* **PROMPT**
In full and without edits, write out the data that follows.

* **PROVIDED DATA**
*** Block opens ***

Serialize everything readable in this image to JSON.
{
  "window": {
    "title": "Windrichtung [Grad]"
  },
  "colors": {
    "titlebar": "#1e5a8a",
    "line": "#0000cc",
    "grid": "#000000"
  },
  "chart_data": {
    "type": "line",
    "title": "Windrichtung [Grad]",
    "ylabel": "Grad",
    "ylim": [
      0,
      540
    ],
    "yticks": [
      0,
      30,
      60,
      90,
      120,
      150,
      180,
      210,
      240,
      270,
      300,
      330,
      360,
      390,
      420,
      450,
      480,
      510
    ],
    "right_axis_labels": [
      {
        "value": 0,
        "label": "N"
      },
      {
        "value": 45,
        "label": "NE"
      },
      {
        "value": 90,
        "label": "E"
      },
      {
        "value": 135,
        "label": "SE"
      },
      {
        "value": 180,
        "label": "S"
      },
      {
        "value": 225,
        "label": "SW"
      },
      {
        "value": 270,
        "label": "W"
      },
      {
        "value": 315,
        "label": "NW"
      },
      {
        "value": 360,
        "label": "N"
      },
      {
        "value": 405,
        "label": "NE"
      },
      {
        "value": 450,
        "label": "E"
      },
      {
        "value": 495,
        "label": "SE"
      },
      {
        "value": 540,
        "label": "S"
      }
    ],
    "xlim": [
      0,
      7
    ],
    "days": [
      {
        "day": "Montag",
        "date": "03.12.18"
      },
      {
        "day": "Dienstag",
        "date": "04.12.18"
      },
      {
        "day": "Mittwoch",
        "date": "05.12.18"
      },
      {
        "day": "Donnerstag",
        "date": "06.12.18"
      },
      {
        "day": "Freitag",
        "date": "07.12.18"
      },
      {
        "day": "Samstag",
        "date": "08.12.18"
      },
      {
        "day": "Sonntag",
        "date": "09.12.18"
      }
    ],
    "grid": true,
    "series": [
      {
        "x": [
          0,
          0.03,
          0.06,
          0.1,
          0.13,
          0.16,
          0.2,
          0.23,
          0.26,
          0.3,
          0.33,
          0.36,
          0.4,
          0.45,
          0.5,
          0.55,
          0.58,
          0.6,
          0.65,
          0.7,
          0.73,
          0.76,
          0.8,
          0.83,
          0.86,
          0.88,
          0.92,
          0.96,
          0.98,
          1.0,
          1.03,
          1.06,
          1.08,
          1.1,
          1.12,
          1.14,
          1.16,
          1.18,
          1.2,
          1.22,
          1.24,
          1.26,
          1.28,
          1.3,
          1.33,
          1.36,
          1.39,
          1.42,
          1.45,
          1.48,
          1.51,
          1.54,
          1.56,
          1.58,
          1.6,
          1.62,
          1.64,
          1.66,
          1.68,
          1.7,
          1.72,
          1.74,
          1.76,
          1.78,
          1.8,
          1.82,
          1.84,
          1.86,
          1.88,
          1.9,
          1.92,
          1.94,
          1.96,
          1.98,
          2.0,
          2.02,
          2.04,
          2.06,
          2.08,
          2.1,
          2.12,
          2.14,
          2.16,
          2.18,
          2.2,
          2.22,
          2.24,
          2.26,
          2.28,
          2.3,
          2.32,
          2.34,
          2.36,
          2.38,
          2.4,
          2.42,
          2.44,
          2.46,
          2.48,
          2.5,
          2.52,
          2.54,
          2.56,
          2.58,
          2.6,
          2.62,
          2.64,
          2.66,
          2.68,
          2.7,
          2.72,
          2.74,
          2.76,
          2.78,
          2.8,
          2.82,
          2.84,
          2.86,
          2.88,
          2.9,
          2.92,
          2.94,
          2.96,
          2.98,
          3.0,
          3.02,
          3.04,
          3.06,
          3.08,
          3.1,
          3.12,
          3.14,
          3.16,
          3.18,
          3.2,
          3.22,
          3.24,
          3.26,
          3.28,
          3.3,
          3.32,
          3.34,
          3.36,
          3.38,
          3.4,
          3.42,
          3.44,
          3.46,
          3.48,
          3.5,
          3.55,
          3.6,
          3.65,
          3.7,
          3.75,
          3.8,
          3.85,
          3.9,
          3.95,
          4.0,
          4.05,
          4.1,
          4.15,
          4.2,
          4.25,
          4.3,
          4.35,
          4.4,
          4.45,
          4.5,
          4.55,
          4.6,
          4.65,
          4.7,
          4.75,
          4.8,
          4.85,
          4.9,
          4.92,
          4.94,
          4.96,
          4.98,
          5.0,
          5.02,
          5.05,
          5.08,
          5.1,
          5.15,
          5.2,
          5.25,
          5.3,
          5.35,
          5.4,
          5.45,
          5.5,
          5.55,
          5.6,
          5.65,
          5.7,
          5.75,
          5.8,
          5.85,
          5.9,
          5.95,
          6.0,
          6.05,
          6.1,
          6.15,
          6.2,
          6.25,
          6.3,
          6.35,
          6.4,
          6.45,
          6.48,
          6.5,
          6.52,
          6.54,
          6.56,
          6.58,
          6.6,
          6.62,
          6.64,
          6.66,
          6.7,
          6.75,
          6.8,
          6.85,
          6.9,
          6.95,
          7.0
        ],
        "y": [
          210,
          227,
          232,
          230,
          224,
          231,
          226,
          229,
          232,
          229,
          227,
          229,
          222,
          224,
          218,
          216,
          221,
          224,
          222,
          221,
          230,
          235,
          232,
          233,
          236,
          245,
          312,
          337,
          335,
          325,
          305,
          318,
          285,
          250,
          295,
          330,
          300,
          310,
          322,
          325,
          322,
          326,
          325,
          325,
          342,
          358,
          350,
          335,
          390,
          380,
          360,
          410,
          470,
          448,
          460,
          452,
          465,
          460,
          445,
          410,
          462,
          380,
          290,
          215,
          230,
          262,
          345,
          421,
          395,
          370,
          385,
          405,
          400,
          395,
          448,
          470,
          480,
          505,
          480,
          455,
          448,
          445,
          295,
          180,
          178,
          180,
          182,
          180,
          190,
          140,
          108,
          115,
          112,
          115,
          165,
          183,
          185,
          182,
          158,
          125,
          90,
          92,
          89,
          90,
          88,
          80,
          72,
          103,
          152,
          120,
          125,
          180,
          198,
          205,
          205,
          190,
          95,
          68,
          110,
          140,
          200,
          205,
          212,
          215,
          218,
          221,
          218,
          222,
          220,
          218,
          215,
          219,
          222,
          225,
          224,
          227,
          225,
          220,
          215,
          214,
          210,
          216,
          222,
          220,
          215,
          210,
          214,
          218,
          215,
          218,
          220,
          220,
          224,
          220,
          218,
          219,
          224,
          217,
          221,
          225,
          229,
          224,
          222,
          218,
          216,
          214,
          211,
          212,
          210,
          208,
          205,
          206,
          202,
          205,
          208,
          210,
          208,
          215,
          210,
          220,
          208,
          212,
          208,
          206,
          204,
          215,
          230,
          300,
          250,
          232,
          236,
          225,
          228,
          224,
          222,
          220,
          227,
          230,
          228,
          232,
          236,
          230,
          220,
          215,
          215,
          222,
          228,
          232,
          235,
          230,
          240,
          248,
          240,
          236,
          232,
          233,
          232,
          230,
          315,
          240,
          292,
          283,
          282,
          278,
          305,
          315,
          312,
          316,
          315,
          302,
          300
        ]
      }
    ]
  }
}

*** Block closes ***

* **YOUR SOLUTION**
Serialize everything readable in this image to JSON.
{
  "window": {
    "title": "Windrichtung [Grad]"
  },
  "colors": {
    "titlebar": "#1e5a8a",
    "line": "#0000cc",
    "grid": "#000000"
  },
  "chart_data": {
    "type": "line",
    "title": "Windrichtung [Grad]",
    "ylabel": "Grad",
    "ylim": [
      0,
      540
    ],
    "yticks": [
      0,
      30,
      60,
      90,
      120,
      150,
      180,
      210,
      240,
      270,
      300,
      330,
      360,
      390,
      420,
      450,
      480,
      510
    ],
    "right_axis_labels": [
      {
        "value": 0,
        "label": "N"
      },
      {
        "value": 45,
        "label": "NE"
      },
      {
        "value": 90,
        "label": "E"
      },
      {
        "value": 135,
        "label": "SE"
      },
      {
        "value": 180,
        "label": "S"
      },
      {
        "value": 225,
        "label": "SW"
      },
      {
        "value": 270,
        "label": "W"
      },
      {
        "value": 315,
        "label": "NW"
      },
      {
        "value": 360,
        "label": "N"
      },
      {
        "value": 405,
        "label": "NE"
      },
      {
        "value": 450,
        "label": "E"
      },
      {
        "value": 495,
        "label": "SE"
      },
      {
        "value": 540,
        "label": "S"
      }
    ],
    "xlim": [
      0,
      7
    ],
    "days": [
      {
        "day": "Montag",
        "date": "03.12.18"
      },
      {
        "day": "Dienstag",
        "date": "04.12.18"
      },
      {
        "day": "Mittwoch",
        "date": "05.12.18"
      },
      {
        "day": "Donnerstag",
        "date": "06.12.18"
      },
      {
        "day": "Freitag",
        "date": "07.12.18"
      },
      {
        "day": "Samstag",
        "date": "08.12.18"
      },
      {
        "day": "Sonntag",
        "date": "09.12.18"
      }
    ],
    "grid": true,
    "series": [
      {
        "x": [
          0,
          0.03,
          0.06,
          0.1,
          0.13,
          0.16,
          0.2,
          0.23,
          0.26,
          0.3,
          0.33,
          0.36,
          0.4,
          0.45,
          0.5,
          0.55,
          0.58,
          0.6,
          0.65,
          0.7,
          0.73,
          0.76,
          0.8,
          0.83,
          0.86,
          0.88,
          0.92,
          0.96,
          0.98,
          1.0,
          1.03,
          1.06,
          1.08,
          1.1,
          1.12,
          1.14,
          1.16,
          1.18,
          1.2,
          1.22,
          1.24,
          1.26,
          1.28,
          1.3,
          1.33,
          1.36,
          1.39,
          1.42,
          1.45,
          1.48,
          1.51,
          1.54,
          1.56,
          1.58,
          1.6,
          1.62,
          1.64,
          1.66,
          1.68,
          1.7,
          1.72,
          1.74,
          1.76,
          1.78,
          1.8,
          1.82,
          1.84,
          1.86,
          1.88,
          1.9,
          1.92,
          1.94,
          1.96,
          1.98,
          2.0,
          2.02,
          2.04,
          2.06,
          2.08,
          2.1,
          2.12,
          2.14,
          2.16,
          2.18,
          2.2,
          2.22,
          2.24,
          2.26,
          2.28,
          2.3,
          2.32,
          2.34,
          2.36,
          2.38,
          2.4,
          2.42,
          2.44,
          2.46,
          2.48,
          2.5,
          2.52,
          2.54,
          2.56,
          2.58,
          2.6,
          2.62,
          2.64,
          2.66,
          2.68,
          2.7,
          2.72,
          2.74,
          2.76,
          2.78,
          2.8,
          2.82,
          2.84,
          2.86,
          2.88,
          2.9,
          2.92,
          2.94,
          2.96,
          2.98,
          3.0,
          3.02,
          3.04,
          3.06,
          3.08,
          3.1,
          3.12,
          3.14,
          3.16,
          3.18,
          3.2,
          3.22,
          3.24,
          3.26,
          3.28,
          3.3,
          3.32,
          3.34,
          3.36,
          3.38,
          3.4,
          3.42,
          3.44,
          3.46,
          3.48,
          3.5,
          3.55,
          3.6,
          3.65,
          3.7,
          3.75,
          3.8,
          3.85,
          3.9,
          3.95,
          4.0,
          4.05,
          4.1,
          4.15,
          4.2,
          4.25,
          4.3,
          4.35,
          4.4,
          4.45,
          4.5,
          4.55,
          4.6,
          4.65,
          4.7,
          4.75,
          4.8,
          4.85,
          4.9,
          4.92,
          4.94,
          4.96,
          4.98,
          5.0,
          5.02,
          5.05,
          5.08,
          5.1,
          5.15,
          5.2,
          5.25,
          5.3,
          5.35,
          5.4,
          5.45,
          5.5,
          5.55,
          5.6,
          5.65,
          5.7,
          5.75,
          5.8,
          5.85,
          5.9,
          5.95,
          6.0,
          6.05,
          6.1,
          6.15,
          6.2,
          6.25,
          6.3,
          6.35,
          6.4,
          6.45,
          6.48,
          6.5,
          6.52,
          6.54,
          6.56,
          6.58,
          6.6,
          6.62,
          6.64,
          6.66,
          6.7,
          6.75,
          6.8,
          6.85,
          6.9,
          6.95,
          7.0
        ],
        "y": [
          210,
          227,
          232,
          230,
          224,
          231,
          226,
          229,
          232,
          229,
          227,
          229,
          222,
          224,
          218,
          216,
          221,
          224,
          222,
          221,
          230,
          235,
          232,
          233,
          236,
          245,
          312,
          337,
          335,
          325,
          305,
          318,
          285,
          250,
          295,
          330,
          300,
          310,
          322,
          325,
          322,
          326,
          325,
          325,
          342,
          358,
          350,
          335,
          390,
          380,
          360,
          410,
          470,
          448,
          460,
          452,
          465,
          460,
          445,
          410,
          462,
          380,
          290,
          215,
          230,
          262,
          345,
          421,
          395,
          370,
          385,
          405,
          400,
          395,
          448,
          470,
          480,
          505,
          480,
          455,
          448,
          445,
          295,
          180,
          178,
          180,
          182,
          180,
          190,
          140,
          108,
          115,
          112,
          115,
          165,
          183,
          185,
          182,
          158,
          125,
          90,
          92,
          89,
          90,
          88,
          80,
          72,
          103,
          152,
          120,
          125,
          180,
          198,
          205,
          205,
          190,
          95,
          68,
          110,
          140,
          200,
          205,
          212,
          215,
          218,
          221,
          218,
          222,
          220,
          218,
          215,
          219,
          222,
          225,
          224,
          227,
          225,
          220,
          215,
          214,
          210,
          216,
          222,
          220,
          215,
          210,
          214,
          218,
          215,
          218,
          220,
          220,
          224,
          220,
          218,
          219,
          224,
          217,
          221,
          225,
          229,
          224,
          222,
          218,
          216,
          214,
          211,
          212,
          210,
          208,
          205,
          206,
          202,
          205,
          208,
          210,
          208,
          215,
          210,
          220,
          208,
          212,
          208,
          206,
          204,
          215,
          230,
          300,
          250,
          232,
          236,
          225,
          228,
          224,
          222,
          220,
          227,
          230,
          228,
          232,
          236,
          230,
          220,
          215,
          215,
          222,
          228,
          232,
          235,
          230,
          240,
          248,
          240,
          236,
          232,
          233,
          232,
          230,
          315,
          240,
          292,
          283,
          282,
          278,
          305,
          315,
          312,
          316,
          315,
          302,
          300
        ]
      }
    ]
  }
}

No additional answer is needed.